Saved entries
———
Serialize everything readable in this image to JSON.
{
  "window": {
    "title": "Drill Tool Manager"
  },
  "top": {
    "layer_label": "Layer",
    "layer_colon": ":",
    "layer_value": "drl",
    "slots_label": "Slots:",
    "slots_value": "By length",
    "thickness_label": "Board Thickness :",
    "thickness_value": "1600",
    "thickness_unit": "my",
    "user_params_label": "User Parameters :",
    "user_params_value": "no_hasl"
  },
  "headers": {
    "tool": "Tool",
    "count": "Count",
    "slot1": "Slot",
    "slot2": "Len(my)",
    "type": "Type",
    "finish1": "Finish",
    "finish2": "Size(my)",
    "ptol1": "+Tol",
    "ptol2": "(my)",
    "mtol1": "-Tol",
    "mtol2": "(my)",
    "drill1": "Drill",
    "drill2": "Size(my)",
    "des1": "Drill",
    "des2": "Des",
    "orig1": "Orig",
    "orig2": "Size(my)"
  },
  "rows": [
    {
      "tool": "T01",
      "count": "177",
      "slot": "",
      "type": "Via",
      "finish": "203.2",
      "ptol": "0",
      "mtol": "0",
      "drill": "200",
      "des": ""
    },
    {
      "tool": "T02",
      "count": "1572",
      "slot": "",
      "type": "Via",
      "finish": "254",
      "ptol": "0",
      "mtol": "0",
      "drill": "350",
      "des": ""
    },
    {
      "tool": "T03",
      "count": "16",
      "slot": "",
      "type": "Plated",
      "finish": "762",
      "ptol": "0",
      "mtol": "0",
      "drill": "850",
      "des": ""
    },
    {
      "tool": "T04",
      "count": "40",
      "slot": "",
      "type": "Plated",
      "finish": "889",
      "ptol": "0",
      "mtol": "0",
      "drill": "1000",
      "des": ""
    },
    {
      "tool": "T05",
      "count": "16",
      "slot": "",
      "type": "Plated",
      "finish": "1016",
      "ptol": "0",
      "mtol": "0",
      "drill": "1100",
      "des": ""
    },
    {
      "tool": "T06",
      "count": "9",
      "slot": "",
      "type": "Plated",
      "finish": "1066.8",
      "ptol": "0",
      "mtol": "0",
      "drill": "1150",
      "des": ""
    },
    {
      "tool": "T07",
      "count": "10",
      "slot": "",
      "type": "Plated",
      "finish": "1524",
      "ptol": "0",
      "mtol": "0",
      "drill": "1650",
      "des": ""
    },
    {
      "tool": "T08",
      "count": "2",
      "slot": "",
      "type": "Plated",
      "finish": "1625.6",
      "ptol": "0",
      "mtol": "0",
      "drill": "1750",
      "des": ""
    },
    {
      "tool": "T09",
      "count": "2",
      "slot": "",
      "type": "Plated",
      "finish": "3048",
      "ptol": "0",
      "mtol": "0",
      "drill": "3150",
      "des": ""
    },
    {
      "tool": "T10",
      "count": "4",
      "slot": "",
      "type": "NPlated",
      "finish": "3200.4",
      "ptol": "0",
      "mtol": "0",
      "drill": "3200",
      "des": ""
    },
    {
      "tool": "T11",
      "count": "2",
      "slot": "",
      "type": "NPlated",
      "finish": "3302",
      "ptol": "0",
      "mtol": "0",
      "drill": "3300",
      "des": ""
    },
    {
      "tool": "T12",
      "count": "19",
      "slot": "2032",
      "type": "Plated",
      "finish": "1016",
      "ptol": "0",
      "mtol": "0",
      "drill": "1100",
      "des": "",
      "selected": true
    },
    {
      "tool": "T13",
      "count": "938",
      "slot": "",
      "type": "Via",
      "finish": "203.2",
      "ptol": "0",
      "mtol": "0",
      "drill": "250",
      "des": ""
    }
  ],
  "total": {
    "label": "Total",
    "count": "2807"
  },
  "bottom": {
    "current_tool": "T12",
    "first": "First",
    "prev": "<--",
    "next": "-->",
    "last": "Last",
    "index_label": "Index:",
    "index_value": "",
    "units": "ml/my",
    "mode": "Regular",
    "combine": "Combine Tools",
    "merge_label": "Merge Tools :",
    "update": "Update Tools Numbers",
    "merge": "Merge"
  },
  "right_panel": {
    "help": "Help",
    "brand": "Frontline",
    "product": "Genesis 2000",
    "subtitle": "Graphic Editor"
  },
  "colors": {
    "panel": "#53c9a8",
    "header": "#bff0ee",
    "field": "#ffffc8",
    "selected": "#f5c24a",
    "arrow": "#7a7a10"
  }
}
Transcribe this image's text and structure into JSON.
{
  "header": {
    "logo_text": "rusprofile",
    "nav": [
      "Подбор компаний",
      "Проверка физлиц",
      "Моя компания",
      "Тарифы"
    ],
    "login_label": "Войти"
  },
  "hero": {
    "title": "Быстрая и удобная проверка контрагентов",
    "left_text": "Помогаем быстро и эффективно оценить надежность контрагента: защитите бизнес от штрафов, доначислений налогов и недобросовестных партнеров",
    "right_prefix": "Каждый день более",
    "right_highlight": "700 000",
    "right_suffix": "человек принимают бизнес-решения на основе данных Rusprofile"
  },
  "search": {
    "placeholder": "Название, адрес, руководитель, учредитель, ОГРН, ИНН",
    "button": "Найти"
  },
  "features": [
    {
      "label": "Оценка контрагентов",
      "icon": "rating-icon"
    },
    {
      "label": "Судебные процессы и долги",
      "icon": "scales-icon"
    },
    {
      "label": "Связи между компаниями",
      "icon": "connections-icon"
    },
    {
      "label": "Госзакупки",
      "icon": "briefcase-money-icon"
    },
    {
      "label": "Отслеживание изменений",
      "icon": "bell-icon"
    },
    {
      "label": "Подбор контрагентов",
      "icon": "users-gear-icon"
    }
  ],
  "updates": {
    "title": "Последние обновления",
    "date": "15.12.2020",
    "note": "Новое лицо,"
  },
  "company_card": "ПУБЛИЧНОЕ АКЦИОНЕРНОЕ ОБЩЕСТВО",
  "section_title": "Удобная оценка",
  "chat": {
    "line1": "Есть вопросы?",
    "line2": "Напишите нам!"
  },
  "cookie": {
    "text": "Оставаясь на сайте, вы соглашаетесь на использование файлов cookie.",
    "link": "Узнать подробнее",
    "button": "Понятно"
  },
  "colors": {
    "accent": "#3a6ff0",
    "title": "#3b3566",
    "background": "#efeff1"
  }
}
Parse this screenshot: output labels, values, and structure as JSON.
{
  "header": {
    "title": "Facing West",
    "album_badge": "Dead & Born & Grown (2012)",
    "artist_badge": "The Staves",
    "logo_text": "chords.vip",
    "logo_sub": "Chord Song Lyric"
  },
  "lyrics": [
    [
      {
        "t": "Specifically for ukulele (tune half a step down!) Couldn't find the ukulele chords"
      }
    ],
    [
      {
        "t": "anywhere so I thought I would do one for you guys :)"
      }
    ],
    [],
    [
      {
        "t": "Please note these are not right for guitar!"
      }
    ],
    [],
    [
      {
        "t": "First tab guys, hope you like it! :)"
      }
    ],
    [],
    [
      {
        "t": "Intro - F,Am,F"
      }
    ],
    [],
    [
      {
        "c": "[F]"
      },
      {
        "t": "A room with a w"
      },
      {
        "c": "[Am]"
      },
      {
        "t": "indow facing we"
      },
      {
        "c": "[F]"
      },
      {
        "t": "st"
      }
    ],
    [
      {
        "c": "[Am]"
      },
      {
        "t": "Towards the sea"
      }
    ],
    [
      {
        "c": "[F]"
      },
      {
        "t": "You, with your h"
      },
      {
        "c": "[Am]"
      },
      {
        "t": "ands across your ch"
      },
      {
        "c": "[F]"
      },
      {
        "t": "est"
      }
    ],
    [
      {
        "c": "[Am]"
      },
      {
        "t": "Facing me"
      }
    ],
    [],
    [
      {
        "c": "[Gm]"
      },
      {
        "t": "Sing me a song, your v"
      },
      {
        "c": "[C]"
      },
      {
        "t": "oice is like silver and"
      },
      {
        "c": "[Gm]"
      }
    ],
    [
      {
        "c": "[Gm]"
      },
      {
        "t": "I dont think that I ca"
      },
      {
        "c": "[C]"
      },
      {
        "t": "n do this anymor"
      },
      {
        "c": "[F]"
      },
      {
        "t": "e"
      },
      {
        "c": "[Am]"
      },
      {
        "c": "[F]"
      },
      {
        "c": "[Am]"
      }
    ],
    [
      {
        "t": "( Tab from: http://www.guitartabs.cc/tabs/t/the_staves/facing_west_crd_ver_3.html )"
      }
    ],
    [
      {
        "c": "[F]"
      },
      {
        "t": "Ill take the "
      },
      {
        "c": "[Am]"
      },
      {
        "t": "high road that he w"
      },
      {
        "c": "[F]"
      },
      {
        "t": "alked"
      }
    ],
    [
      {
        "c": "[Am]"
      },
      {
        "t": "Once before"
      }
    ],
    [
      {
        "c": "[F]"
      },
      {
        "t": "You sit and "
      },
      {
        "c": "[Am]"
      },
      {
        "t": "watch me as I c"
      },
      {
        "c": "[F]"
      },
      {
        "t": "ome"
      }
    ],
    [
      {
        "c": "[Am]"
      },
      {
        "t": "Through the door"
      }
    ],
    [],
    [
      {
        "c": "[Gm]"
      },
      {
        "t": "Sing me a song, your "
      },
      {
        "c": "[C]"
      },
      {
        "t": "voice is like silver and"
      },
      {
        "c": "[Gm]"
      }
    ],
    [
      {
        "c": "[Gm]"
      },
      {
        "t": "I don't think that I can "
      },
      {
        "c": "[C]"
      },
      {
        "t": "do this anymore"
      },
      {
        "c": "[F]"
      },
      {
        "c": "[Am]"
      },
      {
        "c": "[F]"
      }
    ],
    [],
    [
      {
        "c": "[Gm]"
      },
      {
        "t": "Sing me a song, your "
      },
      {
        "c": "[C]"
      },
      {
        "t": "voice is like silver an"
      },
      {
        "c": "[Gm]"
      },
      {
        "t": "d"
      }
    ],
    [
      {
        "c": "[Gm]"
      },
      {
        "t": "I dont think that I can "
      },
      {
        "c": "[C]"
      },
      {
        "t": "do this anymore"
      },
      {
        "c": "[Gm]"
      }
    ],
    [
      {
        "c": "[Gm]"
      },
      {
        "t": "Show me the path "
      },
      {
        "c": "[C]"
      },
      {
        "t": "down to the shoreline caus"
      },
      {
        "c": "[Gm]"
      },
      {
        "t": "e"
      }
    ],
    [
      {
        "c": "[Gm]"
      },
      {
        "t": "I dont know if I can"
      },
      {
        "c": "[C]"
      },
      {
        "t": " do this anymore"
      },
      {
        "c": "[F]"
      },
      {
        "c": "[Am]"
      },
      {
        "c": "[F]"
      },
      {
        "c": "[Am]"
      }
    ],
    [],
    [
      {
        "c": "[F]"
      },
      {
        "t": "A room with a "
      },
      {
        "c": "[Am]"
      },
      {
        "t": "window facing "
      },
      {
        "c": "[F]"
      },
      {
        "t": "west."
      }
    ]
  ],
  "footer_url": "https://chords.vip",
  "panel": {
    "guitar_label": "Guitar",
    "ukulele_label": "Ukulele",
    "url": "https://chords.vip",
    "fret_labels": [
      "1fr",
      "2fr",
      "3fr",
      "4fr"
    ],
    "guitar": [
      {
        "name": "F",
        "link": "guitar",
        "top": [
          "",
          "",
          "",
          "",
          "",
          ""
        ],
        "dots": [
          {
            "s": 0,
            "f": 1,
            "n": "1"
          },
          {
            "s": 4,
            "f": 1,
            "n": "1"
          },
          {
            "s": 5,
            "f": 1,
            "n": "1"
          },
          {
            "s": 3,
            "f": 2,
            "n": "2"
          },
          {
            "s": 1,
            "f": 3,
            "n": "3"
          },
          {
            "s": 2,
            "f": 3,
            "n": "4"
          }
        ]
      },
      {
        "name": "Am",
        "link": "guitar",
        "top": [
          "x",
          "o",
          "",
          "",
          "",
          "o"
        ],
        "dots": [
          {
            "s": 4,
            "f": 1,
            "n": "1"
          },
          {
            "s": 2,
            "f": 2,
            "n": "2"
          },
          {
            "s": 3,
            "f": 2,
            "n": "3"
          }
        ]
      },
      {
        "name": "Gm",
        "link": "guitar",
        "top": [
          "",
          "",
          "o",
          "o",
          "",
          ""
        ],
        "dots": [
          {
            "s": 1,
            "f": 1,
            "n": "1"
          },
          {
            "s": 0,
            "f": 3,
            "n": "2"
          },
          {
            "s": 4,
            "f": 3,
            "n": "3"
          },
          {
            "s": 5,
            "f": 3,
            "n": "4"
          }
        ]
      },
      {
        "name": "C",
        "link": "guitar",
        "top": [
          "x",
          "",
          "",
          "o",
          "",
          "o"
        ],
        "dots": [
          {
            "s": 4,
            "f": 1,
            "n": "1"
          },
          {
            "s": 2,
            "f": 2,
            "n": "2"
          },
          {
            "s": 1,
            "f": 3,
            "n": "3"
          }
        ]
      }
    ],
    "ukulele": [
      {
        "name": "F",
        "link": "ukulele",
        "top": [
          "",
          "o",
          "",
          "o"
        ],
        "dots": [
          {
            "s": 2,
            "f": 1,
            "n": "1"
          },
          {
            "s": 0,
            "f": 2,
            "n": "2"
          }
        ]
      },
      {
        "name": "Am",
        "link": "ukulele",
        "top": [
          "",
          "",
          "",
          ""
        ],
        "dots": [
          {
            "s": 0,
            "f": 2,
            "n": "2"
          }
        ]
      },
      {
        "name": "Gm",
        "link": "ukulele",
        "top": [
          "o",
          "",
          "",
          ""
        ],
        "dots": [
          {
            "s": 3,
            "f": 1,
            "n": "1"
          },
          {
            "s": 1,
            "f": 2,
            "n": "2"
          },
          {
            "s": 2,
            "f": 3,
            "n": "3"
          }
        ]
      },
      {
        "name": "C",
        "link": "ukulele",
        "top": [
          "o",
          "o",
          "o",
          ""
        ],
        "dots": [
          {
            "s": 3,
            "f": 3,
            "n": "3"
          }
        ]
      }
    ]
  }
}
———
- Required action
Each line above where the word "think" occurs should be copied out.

- Solution to the problem
        "t": "I dont think that I ca"
        "t": "I don't think that I can "
        "t": "I dont think that I can "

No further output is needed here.